It was a class act right up to its final production of “Cabaret” in 1997. Today, it may be hard for audiences who never experienced the Candlelight to understand what a truly remarkable place this was. During the 1980’s and 90’s, I was the beneficiary of the Candlelight legacy as dinner theatres from Orlando, Florida to Washington, D.C., Baltimore , MD and Virginia provided the meat and potatoes (no pun intended) of my theatre training and experience. For the audiences that kept the industry alive and prosperous for over three decades, it was the ultimate in one stop shopping entertainment value. For the many talented performers who got their starts on the dinner theatre boards, it was an opportunity to make a living and have a lot of fun at the same time.

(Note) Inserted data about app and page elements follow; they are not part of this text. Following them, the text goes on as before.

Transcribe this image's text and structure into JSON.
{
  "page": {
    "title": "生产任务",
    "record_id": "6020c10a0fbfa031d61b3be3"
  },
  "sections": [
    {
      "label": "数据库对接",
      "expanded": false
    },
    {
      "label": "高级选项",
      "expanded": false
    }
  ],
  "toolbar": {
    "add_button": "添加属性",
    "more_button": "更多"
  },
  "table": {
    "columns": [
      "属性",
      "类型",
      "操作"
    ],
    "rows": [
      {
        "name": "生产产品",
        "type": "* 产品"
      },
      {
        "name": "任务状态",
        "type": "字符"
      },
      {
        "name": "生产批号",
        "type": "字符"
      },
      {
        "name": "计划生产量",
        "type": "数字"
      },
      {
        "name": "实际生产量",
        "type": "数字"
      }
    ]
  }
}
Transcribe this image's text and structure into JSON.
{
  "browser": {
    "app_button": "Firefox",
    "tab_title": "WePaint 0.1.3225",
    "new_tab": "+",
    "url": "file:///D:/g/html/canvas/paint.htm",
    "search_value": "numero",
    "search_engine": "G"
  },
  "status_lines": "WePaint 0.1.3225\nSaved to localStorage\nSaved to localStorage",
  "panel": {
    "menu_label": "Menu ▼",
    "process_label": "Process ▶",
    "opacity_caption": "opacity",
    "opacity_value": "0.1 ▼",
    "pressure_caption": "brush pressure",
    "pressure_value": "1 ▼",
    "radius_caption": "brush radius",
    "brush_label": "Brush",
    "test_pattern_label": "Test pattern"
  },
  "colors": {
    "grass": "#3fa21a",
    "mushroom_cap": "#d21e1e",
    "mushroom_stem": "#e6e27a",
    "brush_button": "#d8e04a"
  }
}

Actress Lara Filip only did one show at the Candlelight (“A Christmas Carol”), but “there was something about being cast there that, for me, meant I had arrived at my career as a real professional in this city”. Jamie Pullinsi remembered sitting in the dark theatre and thinking about all the history. “The stage itself had a very interesting energy. You could feel the ghosts as you did in Follies. The intimate space and the design made it so unique and special. I remember walking around the theatre the last night before it closed and how sad I felt. My dad and Tony deserve a lot of recognition.” Founder, Producer and Director Bill Pullinsi sums up, “It was great to introduce so many new people to theatre that wouldn’t have gone downtown. But the dinner theatre made it more like entertainment to them so they came and liked what they saw, then went on to become theater-goers – downtown, NY, London. That was the most rewarding and I believe made the most lasting impact”.
(Left) Lee Pelty was a Candlelight tradition in his signature role in “Fiddler on the Roof”. (Right) The Candlelight shared its production of “Into the Woods” with the Marriott Theatre, giving audiences in both Summit and Lincolnshire a chance to see Melissa Dye, Shannon Cochran, Ross Lehman, Jennifer Nees and Sam Samuelson tackle Stephen Sondheim and James Lapine’s Tony Award winner.
(Left) The great James Harms gets a lift and the first of three record-setting Jeff Awards for the same role as Albin/ZaZa in the gender-bending “La Cage aux Folles”. (Right) The Candlelight’s energetic production of “Evita” kept audiences crying and cheering for six months.
The Many Faces of Hollis Resnik (Left to Right) “Evita,” “Little Shop of Horrors,” “Into the Woods” and “Song and Dance”. “I grew up at the Candlelight,” the actress/singer recalls. “Bill gave me my first musical theatre job as Kim in Bye, Bye, Birdie and the rest is history! I will never forget Nine and Evita – Chicago firsts (after the tour of course) – but the theatre stepped into a new area of producing with those two shows. And the kitchen?? How can anyone ever forget the kitchen???”
The end of an era: Two productions from 1996, (Left) “Funny Money” at the Forum, and (Right) “Seven Brides for Seven Brothers” at Candlelight. Both theatres would be leveled within a year, bringing to an end a bright and brilliant chapter in Chicago theatre history.